While being in Machias I've been constantly being hounded by mosquitoes and moose flies and when a group of us went to the mountain overlooking the ocean to view the full moon at midnight ( Sophia, Steph, Pam and Rosie) I was eaten alive by the fuckers. Luckily I have a pot of magical White Pine salve from Leslie which has cleared them up.
They've almost all healed now and today ( one day before the Blackfly Ball) a group of new people have arrived. They consist of many "crusties", a subculture identity which describes kids who travel America hitchhiking and train hopping, breaking their wanderings here and there at various collectives to help out for a few weeks before moving on to the next state. One thing that had been mentioned a lot since they arrived is their amazement at how functional and industrious the Beehive is. Apparently, many collectives resemble Daisy's squat in the first episode of Spaced, instead of what the Beehive is and represents - a functioning home of like minded people, with no one in charge and everyone working in the understanding that labour generates wealth, of all kinds.

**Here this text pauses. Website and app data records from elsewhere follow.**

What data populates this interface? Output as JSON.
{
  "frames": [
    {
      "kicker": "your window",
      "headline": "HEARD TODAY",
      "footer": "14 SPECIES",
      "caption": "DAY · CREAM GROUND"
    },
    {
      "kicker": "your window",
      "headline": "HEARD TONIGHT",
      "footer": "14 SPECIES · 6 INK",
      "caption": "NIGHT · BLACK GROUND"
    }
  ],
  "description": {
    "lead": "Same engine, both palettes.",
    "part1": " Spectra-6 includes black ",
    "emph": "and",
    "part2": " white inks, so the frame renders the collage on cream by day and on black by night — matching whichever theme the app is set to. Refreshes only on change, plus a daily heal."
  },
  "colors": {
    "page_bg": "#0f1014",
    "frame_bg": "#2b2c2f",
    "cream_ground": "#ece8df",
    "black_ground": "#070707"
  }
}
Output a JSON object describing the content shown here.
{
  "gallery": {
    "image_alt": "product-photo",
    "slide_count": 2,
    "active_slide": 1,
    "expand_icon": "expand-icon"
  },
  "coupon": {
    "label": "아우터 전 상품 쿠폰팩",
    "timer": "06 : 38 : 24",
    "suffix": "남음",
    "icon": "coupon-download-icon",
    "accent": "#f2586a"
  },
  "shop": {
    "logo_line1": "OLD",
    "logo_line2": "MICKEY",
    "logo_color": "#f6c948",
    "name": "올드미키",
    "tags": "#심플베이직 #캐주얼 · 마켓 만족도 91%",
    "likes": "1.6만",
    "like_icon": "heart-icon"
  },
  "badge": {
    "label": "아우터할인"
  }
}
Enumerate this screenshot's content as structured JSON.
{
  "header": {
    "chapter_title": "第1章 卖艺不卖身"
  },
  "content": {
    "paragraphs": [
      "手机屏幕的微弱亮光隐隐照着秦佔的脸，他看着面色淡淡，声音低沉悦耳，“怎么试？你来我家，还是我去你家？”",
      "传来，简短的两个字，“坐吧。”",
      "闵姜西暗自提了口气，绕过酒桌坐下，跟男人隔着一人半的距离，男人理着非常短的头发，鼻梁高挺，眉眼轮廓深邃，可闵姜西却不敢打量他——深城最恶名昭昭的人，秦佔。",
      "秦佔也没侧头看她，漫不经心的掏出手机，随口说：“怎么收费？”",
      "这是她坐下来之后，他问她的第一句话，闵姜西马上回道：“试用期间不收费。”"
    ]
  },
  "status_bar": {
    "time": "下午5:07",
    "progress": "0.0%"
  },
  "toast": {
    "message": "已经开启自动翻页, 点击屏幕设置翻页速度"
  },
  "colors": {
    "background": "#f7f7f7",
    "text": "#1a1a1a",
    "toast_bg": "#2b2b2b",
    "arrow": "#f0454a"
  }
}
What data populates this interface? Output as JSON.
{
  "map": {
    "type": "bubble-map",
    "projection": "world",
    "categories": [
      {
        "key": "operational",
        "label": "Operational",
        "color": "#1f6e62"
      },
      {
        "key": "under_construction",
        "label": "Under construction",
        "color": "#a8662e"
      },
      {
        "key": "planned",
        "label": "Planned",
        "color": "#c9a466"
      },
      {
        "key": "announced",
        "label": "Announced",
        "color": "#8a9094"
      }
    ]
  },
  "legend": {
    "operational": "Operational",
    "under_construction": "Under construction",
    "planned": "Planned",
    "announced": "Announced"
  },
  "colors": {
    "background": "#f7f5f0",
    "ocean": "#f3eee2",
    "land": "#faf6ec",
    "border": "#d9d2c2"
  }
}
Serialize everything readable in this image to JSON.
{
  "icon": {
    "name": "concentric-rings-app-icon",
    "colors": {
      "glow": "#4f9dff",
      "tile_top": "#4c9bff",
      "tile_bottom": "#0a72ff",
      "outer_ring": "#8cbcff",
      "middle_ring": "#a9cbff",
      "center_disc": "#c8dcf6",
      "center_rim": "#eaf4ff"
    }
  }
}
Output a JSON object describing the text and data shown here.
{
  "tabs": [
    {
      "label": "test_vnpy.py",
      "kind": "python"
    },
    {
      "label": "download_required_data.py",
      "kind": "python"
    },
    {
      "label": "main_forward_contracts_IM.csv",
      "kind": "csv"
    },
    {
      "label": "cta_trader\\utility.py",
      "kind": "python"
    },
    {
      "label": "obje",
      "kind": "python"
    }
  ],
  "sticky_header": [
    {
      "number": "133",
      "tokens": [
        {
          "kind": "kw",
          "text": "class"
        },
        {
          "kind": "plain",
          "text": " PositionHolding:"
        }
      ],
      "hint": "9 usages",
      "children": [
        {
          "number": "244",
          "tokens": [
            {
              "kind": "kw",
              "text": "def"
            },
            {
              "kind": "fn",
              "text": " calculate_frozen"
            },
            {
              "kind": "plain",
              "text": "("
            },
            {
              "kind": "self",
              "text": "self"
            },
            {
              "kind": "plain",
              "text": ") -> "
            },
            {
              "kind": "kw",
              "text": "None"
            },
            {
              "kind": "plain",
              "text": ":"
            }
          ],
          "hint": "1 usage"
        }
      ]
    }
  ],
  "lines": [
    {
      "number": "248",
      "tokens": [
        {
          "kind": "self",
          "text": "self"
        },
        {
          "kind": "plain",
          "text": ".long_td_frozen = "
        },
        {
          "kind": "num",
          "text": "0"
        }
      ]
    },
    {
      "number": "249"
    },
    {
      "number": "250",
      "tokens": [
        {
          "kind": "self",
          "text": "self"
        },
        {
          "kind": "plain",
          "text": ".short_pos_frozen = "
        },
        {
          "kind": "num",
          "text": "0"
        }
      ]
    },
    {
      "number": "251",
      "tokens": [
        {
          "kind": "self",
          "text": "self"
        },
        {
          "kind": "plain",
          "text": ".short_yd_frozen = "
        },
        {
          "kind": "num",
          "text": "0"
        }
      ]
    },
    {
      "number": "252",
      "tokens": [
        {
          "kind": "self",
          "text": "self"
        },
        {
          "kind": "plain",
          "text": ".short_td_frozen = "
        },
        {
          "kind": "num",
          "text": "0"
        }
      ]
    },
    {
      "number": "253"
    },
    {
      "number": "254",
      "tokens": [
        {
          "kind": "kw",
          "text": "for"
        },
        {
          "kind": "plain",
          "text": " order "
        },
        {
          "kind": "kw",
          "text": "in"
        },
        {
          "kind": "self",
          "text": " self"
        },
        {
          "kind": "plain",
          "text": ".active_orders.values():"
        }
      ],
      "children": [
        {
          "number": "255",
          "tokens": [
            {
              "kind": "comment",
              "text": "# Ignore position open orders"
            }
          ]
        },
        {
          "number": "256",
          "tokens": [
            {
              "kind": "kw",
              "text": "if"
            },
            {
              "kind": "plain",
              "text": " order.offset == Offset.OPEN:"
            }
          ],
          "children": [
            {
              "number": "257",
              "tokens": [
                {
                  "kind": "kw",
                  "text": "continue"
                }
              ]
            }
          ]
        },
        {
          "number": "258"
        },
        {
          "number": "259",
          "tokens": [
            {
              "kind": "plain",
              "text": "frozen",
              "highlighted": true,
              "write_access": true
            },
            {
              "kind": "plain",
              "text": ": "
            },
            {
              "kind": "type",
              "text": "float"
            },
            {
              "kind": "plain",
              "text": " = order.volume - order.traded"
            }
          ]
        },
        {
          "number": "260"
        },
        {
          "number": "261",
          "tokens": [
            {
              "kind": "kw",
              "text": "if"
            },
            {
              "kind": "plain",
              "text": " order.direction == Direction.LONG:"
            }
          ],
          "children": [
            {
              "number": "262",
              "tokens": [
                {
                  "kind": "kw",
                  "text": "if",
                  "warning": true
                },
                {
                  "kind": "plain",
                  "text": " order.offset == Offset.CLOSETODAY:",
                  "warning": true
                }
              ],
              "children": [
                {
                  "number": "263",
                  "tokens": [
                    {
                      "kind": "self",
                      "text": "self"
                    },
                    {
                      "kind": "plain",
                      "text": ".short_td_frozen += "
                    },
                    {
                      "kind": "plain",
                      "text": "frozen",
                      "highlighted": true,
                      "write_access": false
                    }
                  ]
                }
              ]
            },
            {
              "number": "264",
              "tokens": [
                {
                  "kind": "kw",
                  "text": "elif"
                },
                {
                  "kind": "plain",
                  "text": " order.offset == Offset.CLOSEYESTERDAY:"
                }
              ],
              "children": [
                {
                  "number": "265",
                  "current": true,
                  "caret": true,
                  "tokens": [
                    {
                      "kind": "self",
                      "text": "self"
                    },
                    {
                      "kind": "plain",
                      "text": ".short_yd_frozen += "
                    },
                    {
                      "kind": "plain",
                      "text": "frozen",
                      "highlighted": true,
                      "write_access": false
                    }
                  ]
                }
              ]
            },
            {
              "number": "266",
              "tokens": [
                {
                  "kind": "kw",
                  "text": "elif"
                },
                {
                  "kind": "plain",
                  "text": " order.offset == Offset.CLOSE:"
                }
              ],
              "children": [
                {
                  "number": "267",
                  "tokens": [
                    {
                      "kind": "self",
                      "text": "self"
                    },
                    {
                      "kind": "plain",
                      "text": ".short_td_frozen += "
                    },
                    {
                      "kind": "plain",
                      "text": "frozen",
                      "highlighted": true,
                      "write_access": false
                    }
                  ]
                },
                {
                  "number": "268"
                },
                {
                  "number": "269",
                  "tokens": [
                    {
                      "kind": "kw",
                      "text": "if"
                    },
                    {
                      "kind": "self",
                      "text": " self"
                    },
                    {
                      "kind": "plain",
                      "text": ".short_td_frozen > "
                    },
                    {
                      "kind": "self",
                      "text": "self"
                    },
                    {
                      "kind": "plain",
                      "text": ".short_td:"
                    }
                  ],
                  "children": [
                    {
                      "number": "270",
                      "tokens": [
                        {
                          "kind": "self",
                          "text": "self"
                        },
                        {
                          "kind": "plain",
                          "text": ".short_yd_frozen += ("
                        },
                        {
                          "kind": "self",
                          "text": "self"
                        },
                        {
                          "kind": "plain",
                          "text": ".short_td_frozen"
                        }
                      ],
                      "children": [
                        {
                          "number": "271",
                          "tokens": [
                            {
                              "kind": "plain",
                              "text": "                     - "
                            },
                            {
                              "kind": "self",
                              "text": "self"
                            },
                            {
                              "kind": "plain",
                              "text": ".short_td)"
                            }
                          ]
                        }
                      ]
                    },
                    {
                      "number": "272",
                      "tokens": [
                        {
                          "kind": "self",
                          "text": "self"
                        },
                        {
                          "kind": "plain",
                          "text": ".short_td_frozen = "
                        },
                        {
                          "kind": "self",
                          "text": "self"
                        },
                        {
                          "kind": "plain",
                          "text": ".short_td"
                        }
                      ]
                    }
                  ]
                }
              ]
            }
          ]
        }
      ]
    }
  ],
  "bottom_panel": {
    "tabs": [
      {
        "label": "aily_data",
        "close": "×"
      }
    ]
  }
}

Everyone has a job to do, and we all have a purpose to our day. If you need to take time out, you go for a walk or head down to the Gay Moose for some non vegan food (amazing lobster rolls) and if you're truly out of control, you head to Skywalkers or Thirsty Moose to swill some beers and discuss the blueberry harvest with the local Machias crew.
The point is, we wake up and if It's you're turn to make lunch, you make it. If it's your turn to clean the bathrooms, you clean them. If it's your turn to organise the library or the costume closet, you do it. If you need a break, you take one. There's no one in charge but everyone is relying on each other to put in the labour required to keep the hive functional and maintain the high standards of the house.
The Bees are also responsible for looking after their own metal health - if you're an introvert, it's your job to make time for yourself in the day. If you need to be alone, you tell people leave you alone, without the worry of hurt feelings. With the arrival of the new bees before the Blackfly Ball, this has become important. With people sleeping in every corner, in the library, at the Grange, down in the parlour, personal time is a prerequisite for being a happy and functioning bee. I tend to walk the Sunrise Trail, making sure to keep an eye out for the odd bear.
The good weather left Machias when I was on the last chapter of Stephen King's 'Misery'. I can picture the exact moment - I was sitting in a small bar overlooking the gateway to East Machias on the Sunrise Trail, and the sun was ferociously hot. I could feel my face and shoulders burning but looking up I could see a huge storm formation coming in. I've never seen a cloud like it. Huge, covering miles of sky and blue and black in colour and the middle of the cloud sagged towards the earth as if it was so full of rainwater it was going to explode.
That evening, the rain came in. Thunder like I've never experienced rattled the windows of the hive and wind and rain howled through the gaps under the doors.
The morning was fresh with the smell of fresh earth but a heavy mist hung over the town which still hasn't lifted as I write, and this is sad because tomorrow is the Blackfly Ball! We've all been pulling together to get everything prepared for the ball - lights have gone up in the park and Knox and Muppet have been recruiting bees to put up structures and booths in the grounds. I've been working making bunting out of old Blackfly Ball posters and some new bees have been making animals to hang from Bad Little Falls Bridge (the waterfall that divides the town and leads to the estuary).
The house still smells like skunk after Ida the dog got skunked full in the face. We've washed everything twice but the house still smells like arsehole. I think I'm getting used to the smell now. I have the vague suspicion that I potentially smell of skunk too - it could be the reason I've been getting strange looks at the coffee shop.
On that note - I'm off to the coffee shop. Until next time friends xx